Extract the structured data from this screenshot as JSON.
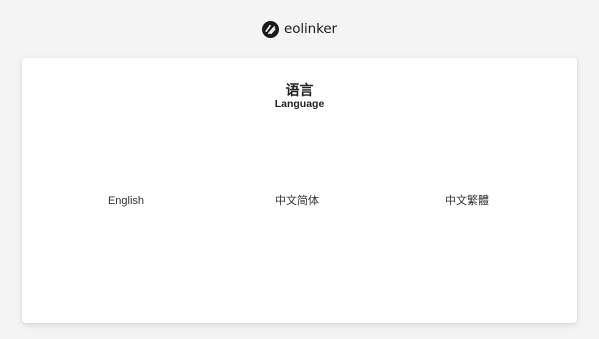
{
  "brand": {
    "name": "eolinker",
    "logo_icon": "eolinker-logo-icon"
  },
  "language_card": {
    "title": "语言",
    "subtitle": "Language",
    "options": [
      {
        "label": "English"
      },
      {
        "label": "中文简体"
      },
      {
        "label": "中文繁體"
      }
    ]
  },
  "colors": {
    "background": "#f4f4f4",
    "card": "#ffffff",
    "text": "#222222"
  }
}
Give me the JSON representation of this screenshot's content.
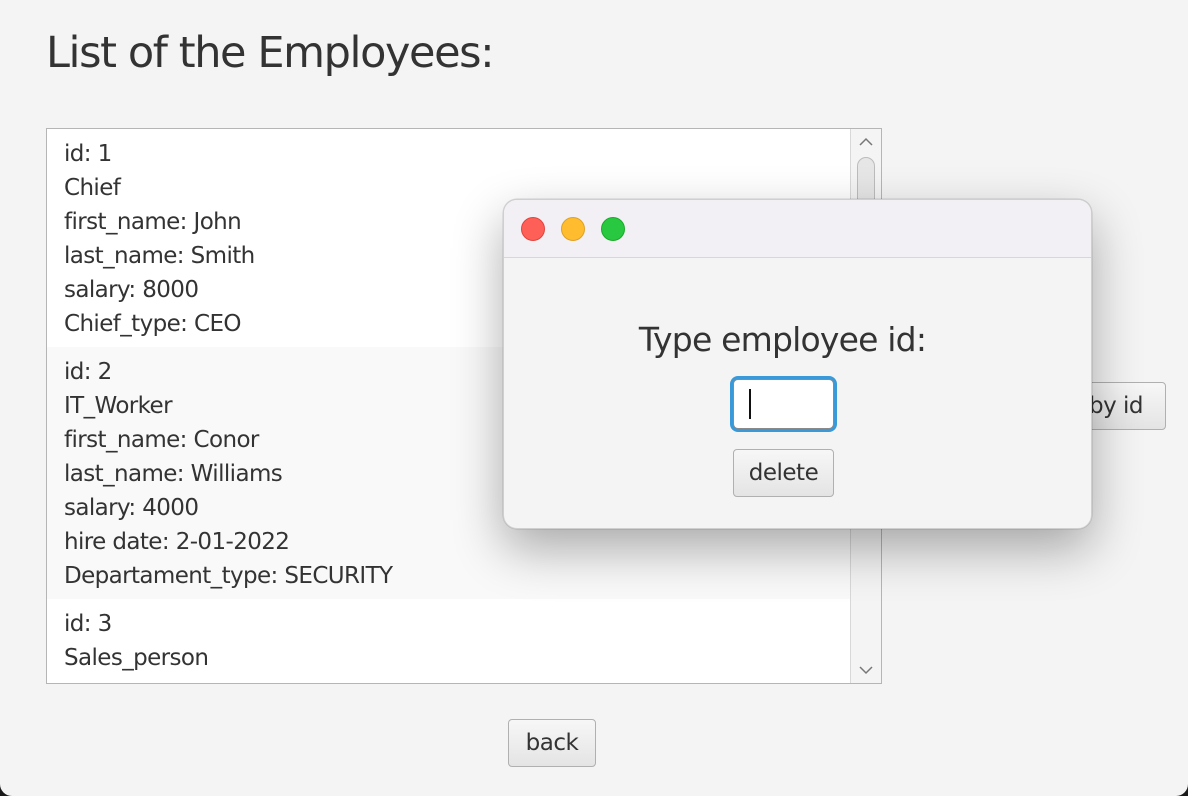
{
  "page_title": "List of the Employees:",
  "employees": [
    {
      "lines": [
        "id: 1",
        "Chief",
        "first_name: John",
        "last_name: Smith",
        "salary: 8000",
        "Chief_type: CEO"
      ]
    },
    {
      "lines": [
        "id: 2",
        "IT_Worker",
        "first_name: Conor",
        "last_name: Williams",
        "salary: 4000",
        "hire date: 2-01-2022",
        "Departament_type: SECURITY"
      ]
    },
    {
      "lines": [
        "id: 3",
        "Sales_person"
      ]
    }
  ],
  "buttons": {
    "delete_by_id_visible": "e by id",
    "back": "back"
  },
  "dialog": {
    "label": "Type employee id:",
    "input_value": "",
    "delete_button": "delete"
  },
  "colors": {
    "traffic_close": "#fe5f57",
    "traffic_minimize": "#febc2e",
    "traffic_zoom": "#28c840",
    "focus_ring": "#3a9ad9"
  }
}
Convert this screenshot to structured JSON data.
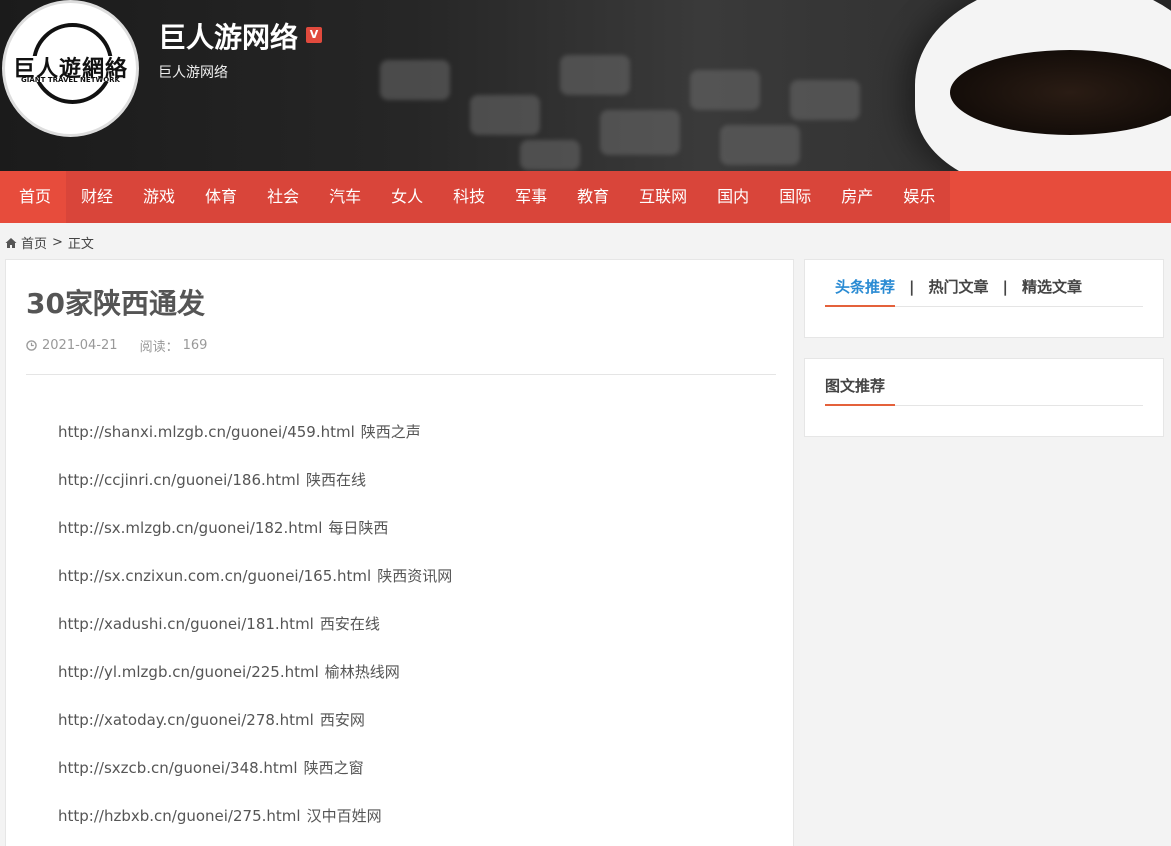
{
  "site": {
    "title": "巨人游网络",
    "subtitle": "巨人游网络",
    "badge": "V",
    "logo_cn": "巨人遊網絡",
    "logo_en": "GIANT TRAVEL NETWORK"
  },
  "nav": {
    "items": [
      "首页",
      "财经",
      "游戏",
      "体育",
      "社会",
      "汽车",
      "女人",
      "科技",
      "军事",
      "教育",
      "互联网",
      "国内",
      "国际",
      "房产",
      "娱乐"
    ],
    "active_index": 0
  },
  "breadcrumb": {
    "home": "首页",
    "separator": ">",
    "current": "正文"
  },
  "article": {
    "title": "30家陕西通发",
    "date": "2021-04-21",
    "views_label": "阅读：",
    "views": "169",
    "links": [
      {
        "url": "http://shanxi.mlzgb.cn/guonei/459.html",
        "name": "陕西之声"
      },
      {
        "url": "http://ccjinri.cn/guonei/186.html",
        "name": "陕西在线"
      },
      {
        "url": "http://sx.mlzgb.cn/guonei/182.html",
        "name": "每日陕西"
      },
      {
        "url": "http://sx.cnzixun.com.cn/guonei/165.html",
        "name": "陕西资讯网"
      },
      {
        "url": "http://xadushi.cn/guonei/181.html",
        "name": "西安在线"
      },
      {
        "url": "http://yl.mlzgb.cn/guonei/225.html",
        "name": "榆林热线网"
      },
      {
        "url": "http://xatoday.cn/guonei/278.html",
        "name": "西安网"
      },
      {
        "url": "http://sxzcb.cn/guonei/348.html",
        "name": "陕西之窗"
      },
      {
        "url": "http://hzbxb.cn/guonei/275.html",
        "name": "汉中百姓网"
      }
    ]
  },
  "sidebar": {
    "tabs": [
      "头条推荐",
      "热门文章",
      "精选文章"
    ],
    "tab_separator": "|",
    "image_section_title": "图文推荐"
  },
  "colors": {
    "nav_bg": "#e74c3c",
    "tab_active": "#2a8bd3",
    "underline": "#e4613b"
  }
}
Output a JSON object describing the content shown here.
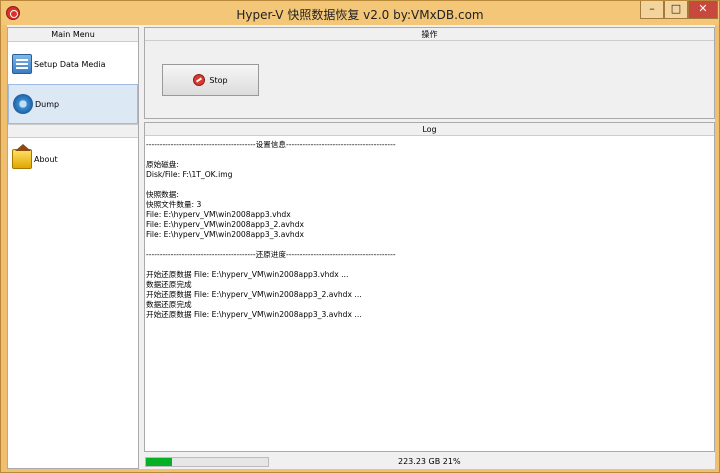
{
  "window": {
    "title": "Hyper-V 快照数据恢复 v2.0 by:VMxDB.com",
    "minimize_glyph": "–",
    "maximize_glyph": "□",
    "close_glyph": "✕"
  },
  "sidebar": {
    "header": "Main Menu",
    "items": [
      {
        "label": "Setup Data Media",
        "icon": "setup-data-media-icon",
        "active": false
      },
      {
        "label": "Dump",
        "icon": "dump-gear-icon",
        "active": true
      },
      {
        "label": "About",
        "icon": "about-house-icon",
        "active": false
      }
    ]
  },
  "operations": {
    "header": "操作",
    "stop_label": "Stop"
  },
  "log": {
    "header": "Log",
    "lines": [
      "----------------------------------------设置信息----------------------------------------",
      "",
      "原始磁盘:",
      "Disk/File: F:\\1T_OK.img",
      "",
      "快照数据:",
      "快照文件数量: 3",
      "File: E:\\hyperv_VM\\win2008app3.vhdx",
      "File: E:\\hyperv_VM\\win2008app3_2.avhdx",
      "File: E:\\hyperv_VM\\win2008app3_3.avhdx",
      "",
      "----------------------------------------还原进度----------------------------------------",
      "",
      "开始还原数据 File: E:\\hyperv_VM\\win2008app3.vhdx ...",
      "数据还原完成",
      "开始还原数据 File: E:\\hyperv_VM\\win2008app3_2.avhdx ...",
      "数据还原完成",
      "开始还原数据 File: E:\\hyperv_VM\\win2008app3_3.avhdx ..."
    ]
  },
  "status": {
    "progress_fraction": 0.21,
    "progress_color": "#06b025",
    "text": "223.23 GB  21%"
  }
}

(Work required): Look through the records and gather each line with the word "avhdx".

(Worked solution):
      "File: E:\\hyperv_VM\\win2008app3_2.avhdx",
      "File: E:\\hyperv_VM\\win2008app3_3.avhdx",
      "开始还原数据 File: E:\\hyperv_VM\\win2008app3_2.avhdx ...",
      "开始还原数据 File: E:\\hyperv_VM\\win2008app3_3.avhdx ..."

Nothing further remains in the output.